Keyword: Urophora spp.

Effects of biological control agents and exotic plant invasion on deer mouse populations

Publications Posted on: April 21, 2015
Exotic insects are commonly introduced as biological control agents to reduce densities of invasive exotic plants. Although current biocontrol programs for weeds take precautions to minimize ecological risks, little attention is paid to the potential nontarget effects of introduced food subsidies on native consumers. Previous research demonstrated that two gall flies (Urophora affinis and U.

Mitigating exotic impacts: restoring native deer mouse populations elevated by an exotic food subsidy

Publications Posted on: September 02, 2008
The threat posed by exotic organisms to native systems has led to extensive research on exotic invaders, yet management of invasives has progressed relatively slowly. This is partly due to poor understanding of how exotic species management influences native organisms.

Weed biocontrol insects reduce native plant recruitment through second-order apparent competition

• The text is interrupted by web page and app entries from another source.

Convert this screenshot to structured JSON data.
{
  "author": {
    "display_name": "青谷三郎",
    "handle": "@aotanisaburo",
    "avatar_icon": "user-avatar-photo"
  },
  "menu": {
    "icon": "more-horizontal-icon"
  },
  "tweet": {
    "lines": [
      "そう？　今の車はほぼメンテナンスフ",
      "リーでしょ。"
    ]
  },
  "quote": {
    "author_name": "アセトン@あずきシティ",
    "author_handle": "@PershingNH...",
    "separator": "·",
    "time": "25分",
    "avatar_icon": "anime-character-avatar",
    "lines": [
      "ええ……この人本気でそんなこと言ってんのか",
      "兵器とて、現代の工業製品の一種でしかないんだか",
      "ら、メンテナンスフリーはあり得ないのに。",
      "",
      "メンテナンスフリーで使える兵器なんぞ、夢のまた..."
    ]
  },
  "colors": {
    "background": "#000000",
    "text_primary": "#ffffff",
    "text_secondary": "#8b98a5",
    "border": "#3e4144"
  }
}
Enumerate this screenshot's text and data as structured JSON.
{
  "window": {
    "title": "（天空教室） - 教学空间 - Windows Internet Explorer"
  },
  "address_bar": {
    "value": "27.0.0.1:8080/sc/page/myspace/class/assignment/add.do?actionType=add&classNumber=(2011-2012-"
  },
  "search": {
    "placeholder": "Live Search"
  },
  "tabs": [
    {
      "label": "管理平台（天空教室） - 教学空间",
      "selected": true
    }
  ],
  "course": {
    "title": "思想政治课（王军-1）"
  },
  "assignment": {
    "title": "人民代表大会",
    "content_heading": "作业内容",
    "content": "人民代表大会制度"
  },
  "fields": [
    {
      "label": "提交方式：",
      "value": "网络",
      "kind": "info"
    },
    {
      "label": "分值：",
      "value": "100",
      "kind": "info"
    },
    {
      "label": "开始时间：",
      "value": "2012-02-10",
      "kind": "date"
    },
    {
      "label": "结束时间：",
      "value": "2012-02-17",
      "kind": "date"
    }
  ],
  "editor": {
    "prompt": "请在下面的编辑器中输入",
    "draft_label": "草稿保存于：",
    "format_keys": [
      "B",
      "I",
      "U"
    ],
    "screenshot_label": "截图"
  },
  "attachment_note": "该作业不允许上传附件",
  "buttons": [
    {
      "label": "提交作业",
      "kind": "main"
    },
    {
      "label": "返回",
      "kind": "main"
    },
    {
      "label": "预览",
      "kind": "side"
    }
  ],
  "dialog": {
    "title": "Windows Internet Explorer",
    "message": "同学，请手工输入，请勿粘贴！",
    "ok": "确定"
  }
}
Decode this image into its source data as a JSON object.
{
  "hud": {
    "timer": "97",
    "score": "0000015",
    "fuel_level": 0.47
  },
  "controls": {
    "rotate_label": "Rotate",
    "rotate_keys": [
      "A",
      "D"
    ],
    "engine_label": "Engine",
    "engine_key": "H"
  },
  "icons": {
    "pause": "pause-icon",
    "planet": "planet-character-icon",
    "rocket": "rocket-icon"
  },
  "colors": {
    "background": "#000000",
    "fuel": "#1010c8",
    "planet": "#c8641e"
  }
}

Publications Posted on: September 02, 2008
Small-mammal seed predation is an important force structuring native-plant communities that may also influence exotic-plant invasions. In the intermountain West, deer mice (Peromyscus maniculatus) are prominent predators of native-plant seeds, but they avoid consuming seeds of certain widespread invasives like spotted knapweed (Centaurea maculosa). These mice also consume the biological-control insects Urophora spp.